and was reminded of what real journalism and quality television used to
Murrow, who began his career in Churchill's London as a war correspondent
with CBS radio, later adapted his hard hitting, extremely literate reporting
style to the new medium of television, and, in so doing, established a
template for how to produce and present news.
He assembled a team of journalists to work with him on his "See it
Now" series, then, later for his documentaries. These were not pretty
boy anchors, rather, they were competent correspondents who went on to
achieve great success on their own, including Murrow's young director,
Don Hewitt who eventually created a tribute to his boss, with the highly
decorated "60 Minutes".
Murrow's most famous "See it Now" episodes involved his coverage
and criticism of Senator Joe McCarthy's post war communist witch hunt.
the DVD collection also includes Murrow's most famous documentary, "Harvest
of Shame" (1960) which depicted the plight of migrant farm workers
Interestingly enough, the majority of migrants back then were poor whites
and blacks who, each year, worked their way northward from Florida to

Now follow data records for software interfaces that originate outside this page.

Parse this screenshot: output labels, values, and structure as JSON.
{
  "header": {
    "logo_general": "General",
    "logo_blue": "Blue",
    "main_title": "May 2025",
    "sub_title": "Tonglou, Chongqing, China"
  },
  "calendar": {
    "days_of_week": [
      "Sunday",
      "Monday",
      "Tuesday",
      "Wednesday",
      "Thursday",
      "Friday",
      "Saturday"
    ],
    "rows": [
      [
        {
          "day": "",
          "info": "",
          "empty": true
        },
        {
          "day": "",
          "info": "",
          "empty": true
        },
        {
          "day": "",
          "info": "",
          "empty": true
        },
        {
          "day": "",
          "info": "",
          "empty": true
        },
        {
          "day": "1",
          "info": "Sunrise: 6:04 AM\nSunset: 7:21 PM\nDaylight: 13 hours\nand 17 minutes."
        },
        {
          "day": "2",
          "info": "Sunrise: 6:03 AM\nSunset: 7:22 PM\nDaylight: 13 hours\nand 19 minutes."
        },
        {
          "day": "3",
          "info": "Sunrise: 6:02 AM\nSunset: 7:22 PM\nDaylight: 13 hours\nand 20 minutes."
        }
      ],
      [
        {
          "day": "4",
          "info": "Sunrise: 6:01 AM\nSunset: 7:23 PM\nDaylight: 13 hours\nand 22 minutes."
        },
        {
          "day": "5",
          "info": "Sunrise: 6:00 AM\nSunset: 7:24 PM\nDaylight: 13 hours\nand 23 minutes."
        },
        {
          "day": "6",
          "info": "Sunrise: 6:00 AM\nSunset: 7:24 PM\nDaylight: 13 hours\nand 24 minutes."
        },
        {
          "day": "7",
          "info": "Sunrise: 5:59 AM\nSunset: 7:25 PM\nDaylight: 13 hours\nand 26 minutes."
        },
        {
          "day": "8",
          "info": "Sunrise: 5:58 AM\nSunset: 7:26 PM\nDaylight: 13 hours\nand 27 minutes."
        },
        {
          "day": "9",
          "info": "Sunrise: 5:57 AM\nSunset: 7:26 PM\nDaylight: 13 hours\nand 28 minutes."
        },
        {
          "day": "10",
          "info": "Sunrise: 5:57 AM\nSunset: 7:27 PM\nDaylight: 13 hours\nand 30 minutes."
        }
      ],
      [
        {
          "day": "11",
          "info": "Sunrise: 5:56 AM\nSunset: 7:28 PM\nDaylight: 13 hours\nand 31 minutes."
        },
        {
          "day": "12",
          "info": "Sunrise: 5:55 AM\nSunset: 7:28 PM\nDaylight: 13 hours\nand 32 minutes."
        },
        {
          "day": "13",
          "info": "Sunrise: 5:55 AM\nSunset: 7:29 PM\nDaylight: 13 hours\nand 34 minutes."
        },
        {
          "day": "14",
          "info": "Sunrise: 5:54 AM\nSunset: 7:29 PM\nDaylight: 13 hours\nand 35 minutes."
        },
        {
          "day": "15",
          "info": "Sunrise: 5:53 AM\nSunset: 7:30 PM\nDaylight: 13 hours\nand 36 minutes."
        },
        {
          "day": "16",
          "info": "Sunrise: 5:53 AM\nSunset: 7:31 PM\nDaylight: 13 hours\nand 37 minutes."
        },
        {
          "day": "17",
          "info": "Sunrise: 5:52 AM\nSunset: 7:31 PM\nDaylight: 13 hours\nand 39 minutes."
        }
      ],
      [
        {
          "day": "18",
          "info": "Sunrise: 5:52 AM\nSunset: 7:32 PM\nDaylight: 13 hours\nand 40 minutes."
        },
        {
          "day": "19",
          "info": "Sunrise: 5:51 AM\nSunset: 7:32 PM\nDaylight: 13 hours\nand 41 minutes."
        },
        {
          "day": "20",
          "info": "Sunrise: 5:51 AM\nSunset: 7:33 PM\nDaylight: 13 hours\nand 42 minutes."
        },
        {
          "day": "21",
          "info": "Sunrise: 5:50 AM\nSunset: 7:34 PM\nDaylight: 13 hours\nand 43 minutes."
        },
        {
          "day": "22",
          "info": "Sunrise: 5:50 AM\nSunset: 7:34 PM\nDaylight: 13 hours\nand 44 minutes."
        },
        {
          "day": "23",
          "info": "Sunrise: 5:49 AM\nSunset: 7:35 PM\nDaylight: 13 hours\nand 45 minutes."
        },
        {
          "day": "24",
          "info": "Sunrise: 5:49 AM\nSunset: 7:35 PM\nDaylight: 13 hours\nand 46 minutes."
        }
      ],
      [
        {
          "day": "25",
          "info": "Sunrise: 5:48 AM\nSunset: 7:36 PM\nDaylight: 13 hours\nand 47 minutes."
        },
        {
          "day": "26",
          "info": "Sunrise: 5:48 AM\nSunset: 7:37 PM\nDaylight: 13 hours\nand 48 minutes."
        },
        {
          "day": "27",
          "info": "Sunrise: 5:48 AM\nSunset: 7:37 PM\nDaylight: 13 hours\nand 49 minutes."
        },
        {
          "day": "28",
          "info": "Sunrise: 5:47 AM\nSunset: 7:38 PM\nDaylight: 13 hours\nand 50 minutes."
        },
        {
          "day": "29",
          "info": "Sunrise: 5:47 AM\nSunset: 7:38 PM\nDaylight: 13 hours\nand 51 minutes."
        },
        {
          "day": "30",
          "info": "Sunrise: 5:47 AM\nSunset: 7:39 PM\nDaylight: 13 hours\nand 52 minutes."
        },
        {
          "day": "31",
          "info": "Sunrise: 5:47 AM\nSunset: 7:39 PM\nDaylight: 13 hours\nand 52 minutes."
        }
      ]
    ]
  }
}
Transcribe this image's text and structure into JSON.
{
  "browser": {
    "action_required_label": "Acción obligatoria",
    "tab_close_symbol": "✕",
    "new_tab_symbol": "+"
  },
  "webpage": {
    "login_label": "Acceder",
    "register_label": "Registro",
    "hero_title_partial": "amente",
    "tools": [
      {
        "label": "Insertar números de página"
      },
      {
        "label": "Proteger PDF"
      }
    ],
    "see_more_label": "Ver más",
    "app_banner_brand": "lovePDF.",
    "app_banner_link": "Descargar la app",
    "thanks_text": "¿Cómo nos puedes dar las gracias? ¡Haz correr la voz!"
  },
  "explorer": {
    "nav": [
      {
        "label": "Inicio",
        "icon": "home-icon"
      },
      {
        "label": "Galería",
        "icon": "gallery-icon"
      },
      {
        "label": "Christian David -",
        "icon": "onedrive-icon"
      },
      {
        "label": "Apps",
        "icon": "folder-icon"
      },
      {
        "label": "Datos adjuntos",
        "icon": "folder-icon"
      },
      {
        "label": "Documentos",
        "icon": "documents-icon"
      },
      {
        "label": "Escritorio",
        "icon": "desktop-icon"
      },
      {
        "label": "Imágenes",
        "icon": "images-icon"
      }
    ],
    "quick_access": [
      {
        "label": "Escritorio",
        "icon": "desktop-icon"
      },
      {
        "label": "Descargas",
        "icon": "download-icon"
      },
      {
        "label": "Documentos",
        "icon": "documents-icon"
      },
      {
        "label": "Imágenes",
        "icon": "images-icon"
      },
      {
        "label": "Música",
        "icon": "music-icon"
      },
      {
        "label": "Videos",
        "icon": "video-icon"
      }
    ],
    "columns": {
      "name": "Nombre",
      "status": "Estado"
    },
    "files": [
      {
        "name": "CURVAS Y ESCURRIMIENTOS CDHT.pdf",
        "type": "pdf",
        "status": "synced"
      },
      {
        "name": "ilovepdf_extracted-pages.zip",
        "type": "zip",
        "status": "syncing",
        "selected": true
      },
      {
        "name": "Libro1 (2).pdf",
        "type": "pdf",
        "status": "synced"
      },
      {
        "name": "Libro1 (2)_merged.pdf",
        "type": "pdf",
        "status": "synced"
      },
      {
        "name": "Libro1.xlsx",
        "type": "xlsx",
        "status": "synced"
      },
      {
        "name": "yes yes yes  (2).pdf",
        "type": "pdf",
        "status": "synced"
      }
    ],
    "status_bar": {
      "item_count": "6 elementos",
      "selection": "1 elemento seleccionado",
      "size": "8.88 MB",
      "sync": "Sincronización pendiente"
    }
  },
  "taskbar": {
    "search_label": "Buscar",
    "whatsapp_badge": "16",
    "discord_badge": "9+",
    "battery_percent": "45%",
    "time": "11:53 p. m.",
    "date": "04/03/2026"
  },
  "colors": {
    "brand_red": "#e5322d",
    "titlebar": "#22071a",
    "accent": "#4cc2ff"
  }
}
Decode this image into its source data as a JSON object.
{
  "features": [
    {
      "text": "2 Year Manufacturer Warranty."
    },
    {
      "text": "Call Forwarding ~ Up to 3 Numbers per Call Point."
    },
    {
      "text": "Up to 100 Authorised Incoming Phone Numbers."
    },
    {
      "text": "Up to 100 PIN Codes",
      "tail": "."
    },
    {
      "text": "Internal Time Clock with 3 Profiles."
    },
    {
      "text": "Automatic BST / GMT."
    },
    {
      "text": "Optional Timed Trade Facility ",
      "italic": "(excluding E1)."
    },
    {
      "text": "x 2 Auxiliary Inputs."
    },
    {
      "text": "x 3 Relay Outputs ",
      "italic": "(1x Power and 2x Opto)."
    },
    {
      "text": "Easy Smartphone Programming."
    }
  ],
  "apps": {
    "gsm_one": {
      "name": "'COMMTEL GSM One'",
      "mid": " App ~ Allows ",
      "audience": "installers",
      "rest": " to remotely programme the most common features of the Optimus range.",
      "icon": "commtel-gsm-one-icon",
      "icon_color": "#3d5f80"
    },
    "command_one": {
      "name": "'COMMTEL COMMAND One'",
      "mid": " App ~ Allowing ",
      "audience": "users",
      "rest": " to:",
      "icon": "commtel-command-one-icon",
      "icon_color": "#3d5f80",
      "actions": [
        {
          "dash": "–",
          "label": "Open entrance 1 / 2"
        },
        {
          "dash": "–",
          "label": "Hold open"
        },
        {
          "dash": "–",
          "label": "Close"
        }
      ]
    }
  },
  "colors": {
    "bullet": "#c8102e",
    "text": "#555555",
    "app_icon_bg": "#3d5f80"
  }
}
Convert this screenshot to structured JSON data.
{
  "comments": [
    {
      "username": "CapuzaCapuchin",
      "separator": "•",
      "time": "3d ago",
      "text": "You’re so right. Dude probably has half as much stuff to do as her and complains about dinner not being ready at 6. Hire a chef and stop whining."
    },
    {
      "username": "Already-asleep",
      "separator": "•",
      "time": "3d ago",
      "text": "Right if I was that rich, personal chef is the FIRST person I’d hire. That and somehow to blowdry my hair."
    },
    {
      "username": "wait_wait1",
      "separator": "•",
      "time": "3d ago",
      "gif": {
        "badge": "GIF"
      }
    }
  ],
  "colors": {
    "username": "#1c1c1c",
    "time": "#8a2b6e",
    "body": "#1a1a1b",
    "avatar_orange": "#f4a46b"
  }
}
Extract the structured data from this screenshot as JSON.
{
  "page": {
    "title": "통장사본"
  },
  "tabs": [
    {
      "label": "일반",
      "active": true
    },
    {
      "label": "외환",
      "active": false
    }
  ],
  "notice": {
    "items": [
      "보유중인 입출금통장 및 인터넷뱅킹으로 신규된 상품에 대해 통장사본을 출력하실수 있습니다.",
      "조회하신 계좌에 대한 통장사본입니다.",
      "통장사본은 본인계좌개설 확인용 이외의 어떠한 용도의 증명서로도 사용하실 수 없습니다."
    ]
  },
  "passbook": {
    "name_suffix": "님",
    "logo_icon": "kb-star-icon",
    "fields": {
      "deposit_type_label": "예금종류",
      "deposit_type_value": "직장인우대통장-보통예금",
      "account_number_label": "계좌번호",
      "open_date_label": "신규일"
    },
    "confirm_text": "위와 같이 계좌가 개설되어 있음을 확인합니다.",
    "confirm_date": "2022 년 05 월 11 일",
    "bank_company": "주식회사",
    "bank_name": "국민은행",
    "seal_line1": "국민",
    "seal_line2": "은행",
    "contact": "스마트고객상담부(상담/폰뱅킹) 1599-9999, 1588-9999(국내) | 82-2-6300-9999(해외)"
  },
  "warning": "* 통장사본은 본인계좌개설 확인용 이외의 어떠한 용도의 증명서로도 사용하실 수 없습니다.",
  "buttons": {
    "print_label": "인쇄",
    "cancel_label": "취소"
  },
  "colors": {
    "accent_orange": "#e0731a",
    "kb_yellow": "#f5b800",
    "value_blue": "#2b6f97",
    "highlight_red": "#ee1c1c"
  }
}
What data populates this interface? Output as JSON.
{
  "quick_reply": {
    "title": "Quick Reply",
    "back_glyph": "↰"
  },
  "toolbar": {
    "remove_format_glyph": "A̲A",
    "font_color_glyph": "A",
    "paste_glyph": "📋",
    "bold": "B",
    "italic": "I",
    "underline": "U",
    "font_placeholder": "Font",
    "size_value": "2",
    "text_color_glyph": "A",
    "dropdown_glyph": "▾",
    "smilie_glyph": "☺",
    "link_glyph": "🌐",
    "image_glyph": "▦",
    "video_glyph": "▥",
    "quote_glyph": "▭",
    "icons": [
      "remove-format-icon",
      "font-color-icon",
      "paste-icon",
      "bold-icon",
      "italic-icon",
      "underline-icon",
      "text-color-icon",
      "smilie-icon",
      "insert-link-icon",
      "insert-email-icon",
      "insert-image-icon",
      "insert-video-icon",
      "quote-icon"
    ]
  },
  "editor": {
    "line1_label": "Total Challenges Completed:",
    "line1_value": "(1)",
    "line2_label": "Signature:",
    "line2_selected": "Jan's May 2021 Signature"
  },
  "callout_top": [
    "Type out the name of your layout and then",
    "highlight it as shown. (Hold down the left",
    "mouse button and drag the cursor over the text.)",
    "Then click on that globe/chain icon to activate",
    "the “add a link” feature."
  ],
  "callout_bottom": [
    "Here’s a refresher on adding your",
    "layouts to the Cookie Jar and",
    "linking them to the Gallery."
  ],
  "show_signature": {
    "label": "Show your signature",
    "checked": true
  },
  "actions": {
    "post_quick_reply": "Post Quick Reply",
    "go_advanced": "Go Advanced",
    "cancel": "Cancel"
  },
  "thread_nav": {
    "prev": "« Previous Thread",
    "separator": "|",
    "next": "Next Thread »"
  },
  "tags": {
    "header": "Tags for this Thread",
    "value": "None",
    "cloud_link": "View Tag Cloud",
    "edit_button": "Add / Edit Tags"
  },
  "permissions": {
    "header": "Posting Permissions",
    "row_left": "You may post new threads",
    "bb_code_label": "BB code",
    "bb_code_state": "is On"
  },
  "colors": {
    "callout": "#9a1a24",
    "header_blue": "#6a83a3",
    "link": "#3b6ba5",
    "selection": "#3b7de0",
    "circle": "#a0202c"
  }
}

New England to pick whatever crops might be available. Murrow made a reference
to the growing number of Mexicans who were entering the country for temporary
work, but they would not comprise the majority of day labor in this country
until more than a decade later. Living conditions were deplorable for
these gypsies who were lucky to clear a dollar a day after feeding their
This definitive American documentary wasn't without its flaws. For example,
every migrant interviewed had no less than five children, and some had
as many as fourteen. Were I Murrow, I would have been compelled to ask
the obvious question of these poverty stricken nomads. "If times
are so tough, and wages so scarce, why do you keep having babies?"
Murrow was engaged in a noble crusade, so his bias (or oversight) can
It was interesting to go back and watch "Harvest of Shame" at
a time when illegal immigrants are now flooding across our borders, and
driving down wages for American workers, many of whom are adjusting to
life without factory jobs that have since relocated to the countries from
which today's illegals hail. The irony is inescapable. Nevertheless, Murrow
helped effect reform for migrant workers, using television as a catalyst.
That's why perhaps the most disturbing thing about watching "Harvest
of Shame" is the dearth of such documentaries on TV today.
Yes, HBO does an excellent job with periodic sports documentaries, and
A&E and the History Channel do a passable job with safe topics and
celebrity bios. But, for the most part, neither network nor local television
offers us Murrow-like programs. That's because quality costs money.
And so, the shame of all this is that local television managers and network
executives have abandoned Murrow's mission, and squandered his legacy.
let's be optimistic. Perhaps this new DVD collection will catch fire with
the public, as well as with TV bean counters. Perhaps it will even inspire
a whole new direction in investigative journalism. Perhaps. But not likely.
today is about style over substance, and profit over public service. Until
that paradigm shifts, we might be forced to look for our hard hitting
journalism in a pack of 45 year old DVDs.
Longworth is a veteran talk show host, columnist, and lecturer, and
the author of TV Creators: Conversations With America's Top Producers
of Television Drama, volumes 1 & 2.